Not all coaches are created equal. A big part of a successful coaching relationship comes down to personal chemistry and to your own willingness to participate. Find someone who can deliver not just thoughtful advice, but thoughtful advice that you can hear. David’s “Five Tenets of Freedom” philosophy was a good fit for me. He managed to be encouraging and incredibly helpful without being a cheerleader. There were no pep talks or affirmations of my worth and value as an individual. He was direct and specific and demanding, and always respectful. He wasn’t satisfied with easy answers, and didn’t want me to be satisfied with them, either. While this was confronting and difficult at times, I ended up really appreciating it about him. I think of myself as an introspective and reflective person, but David forced me to examine my own interests and motivations with an honesty and rigor that I hadn’t before. He didn’t provide definitive answers about what I should do. He helped me figure out the questions I should be asking myself.

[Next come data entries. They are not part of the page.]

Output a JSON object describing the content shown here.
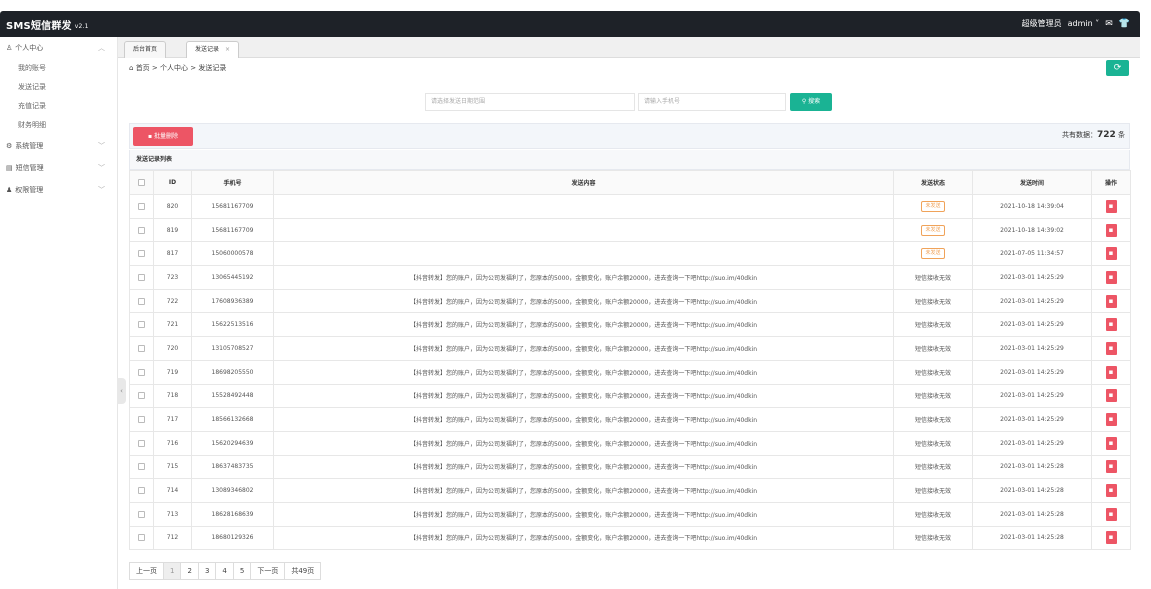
{
  "header": {
    "brand": "SMS短信群发",
    "version": "v2.1",
    "user_role": "超级管理员",
    "username": "admin"
  },
  "sidebar": {
    "groups": [
      {
        "label": "个人中心",
        "icon": "user-icon",
        "expanded": true,
        "items": [
          "我的账号",
          "发送记录",
          "充值记录",
          "财务明细"
        ]
      },
      {
        "label": "系统管理",
        "icon": "gear-icon",
        "expanded": false,
        "items": []
      },
      {
        "label": "短信管理",
        "icon": "message-icon",
        "expanded": false,
        "items": []
      },
      {
        "label": "权限管理",
        "icon": "users-icon",
        "expanded": false,
        "items": []
      }
    ]
  },
  "tabs": [
    {
      "label": "后台首页",
      "active": false
    },
    {
      "label": "发送记录",
      "active": true
    }
  ],
  "breadcrumb": [
    "首页",
    "个人中心",
    "发送记录"
  ],
  "search": {
    "date_placeholder": "请选择发送日期范围",
    "phone_placeholder": "请输入手机号",
    "button_label": "搜索"
  },
  "toolbar": {
    "batch_delete_label": "批量删除",
    "total_prefix": "共有数据：",
    "total_count": "722",
    "total_suffix": "条"
  },
  "list_title": "发送记录列表",
  "table": {
    "columns": [
      "ID",
      "手机号",
      "发送内容",
      "发送状态",
      "发送时间",
      "操作"
    ],
    "rows": [
      {
        "id": "820",
        "phone": "15681167709",
        "content": "",
        "status": "未发送",
        "status_type": "unsent",
        "time": "2021-10-18 14:39:04"
      },
      {
        "id": "819",
        "phone": "15681167709",
        "content": "",
        "status": "未发送",
        "status_type": "unsent",
        "time": "2021-10-18 14:39:02"
      },
      {
        "id": "817",
        "phone": "15060000578",
        "content": "",
        "status": "未发送",
        "status_type": "unsent",
        "time": "2021-07-05 11:34:57"
      },
      {
        "id": "723",
        "phone": "13065445192",
        "content": "【抖音转发】您的账户，因为公司发福利了，您原本的5000，金额变化，账户余额20000，进去查询一下吧http://suo.im/40dkin",
        "status": "短信接收无效",
        "status_type": "text",
        "time": "2021-03-01 14:25:29"
      },
      {
        "id": "722",
        "phone": "17608936389",
        "content": "【抖音转发】您的账户，因为公司发福利了，您原本的5000，金额变化，账户余额20000，进去查询一下吧http://suo.im/40dkin",
        "status": "短信接收无效",
        "status_type": "text",
        "time": "2021-03-01 14:25:29"
      },
      {
        "id": "721",
        "phone": "15622513516",
        "content": "【抖音转发】您的账户，因为公司发福利了，您原本的5000，金额变化，账户余额20000，进去查询一下吧http://suo.im/40dkin",
        "status": "短信接收无效",
        "status_type": "text",
        "time": "2021-03-01 14:25:29"
      },
      {
        "id": "720",
        "phone": "13105708527",
        "content": "【抖音转发】您的账户，因为公司发福利了，您原本的5000，金额变化，账户余额20000，进去查询一下吧http://suo.im/40dkin",
        "status": "短信接收无效",
        "status_type": "text",
        "time": "2021-03-01 14:25:29"
      },
      {
        "id": "719",
        "phone": "18698205550",
        "content": "【抖音转发】您的账户，因为公司发福利了，您原本的5000，金额变化，账户余额20000，进去查询一下吧http://suo.im/40dkin",
        "status": "短信接收无效",
        "status_type": "text",
        "time": "2021-03-01 14:25:29"
      },
      {
        "id": "718",
        "phone": "15528492448",
        "content": "【抖音转发】您的账户，因为公司发福利了，您原本的5000，金额变化，账户余额20000，进去查询一下吧http://suo.im/40dkin",
        "status": "短信接收无效",
        "status_type": "text",
        "time": "2021-03-01 14:25:29"
      },
      {
        "id": "717",
        "phone": "18566132668",
        "content": "【抖音转发】您的账户，因为公司发福利了，您原本的5000，金额变化，账户余额20000，进去查询一下吧http://suo.im/40dkin",
        "status": "短信接收无效",
        "status_type": "text",
        "time": "2021-03-01 14:25:29"
      },
      {
        "id": "716",
        "phone": "15620294639",
        "content": "【抖音转发】您的账户，因为公司发福利了，您原本的5000，金额变化，账户余额20000，进去查询一下吧http://suo.im/40dkin",
        "status": "短信接收无效",
        "status_type": "text",
        "time": "2021-03-01 14:25:29"
      },
      {
        "id": "715",
        "phone": "18637483735",
        "content": "【抖音转发】您的账户，因为公司发福利了，您原本的5000，金额变化，账户余额20000，进去查询一下吧http://suo.im/40dkin",
        "status": "短信接收无效",
        "status_type": "text",
        "time": "2021-03-01 14:25:28"
      },
      {
        "id": "714",
        "phone": "13089346802",
        "content": "【抖音转发】您的账户，因为公司发福利了，您原本的5000，金额变化，账户余额20000，进去查询一下吧http://suo.im/40dkin",
        "status": "短信接收无效",
        "status_type": "text",
        "time": "2021-03-01 14:25:28"
      },
      {
        "id": "713",
        "phone": "18628168639",
        "content": "【抖音转发】您的账户，因为公司发福利了，您原本的5000，金额变化，账户余额20000，进去查询一下吧http://suo.im/40dkin",
        "status": "短信接收无效",
        "status_type": "text",
        "time": "2021-03-01 14:25:28"
      },
      {
        "id": "712",
        "phone": "18680129326",
        "content": "【抖音转发】您的账户，因为公司发福利了，您原本的5000，金额变化，账户余额20000，进去查询一下吧http://suo.im/40dkin",
        "status": "短信接收无效",
        "status_type": "text",
        "time": "2021-03-01 14:25:28"
      }
    ]
  },
  "pagination": {
    "prev_label": "上一页",
    "pages": [
      "1",
      "2",
      "3",
      "4",
      "5"
    ],
    "current_page": "1",
    "next_label": "下一页",
    "total_pages_label": "共49页"
  },
  "colors": {
    "topbar": "#1e2228",
    "primary_green": "#1ab394",
    "danger_red": "#ed5565",
    "unsent_orange": "#f0a35a"
  }
}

This post originally appeared on The Billfold. Image: Christina’s World, by Andrew Wyeth (1948)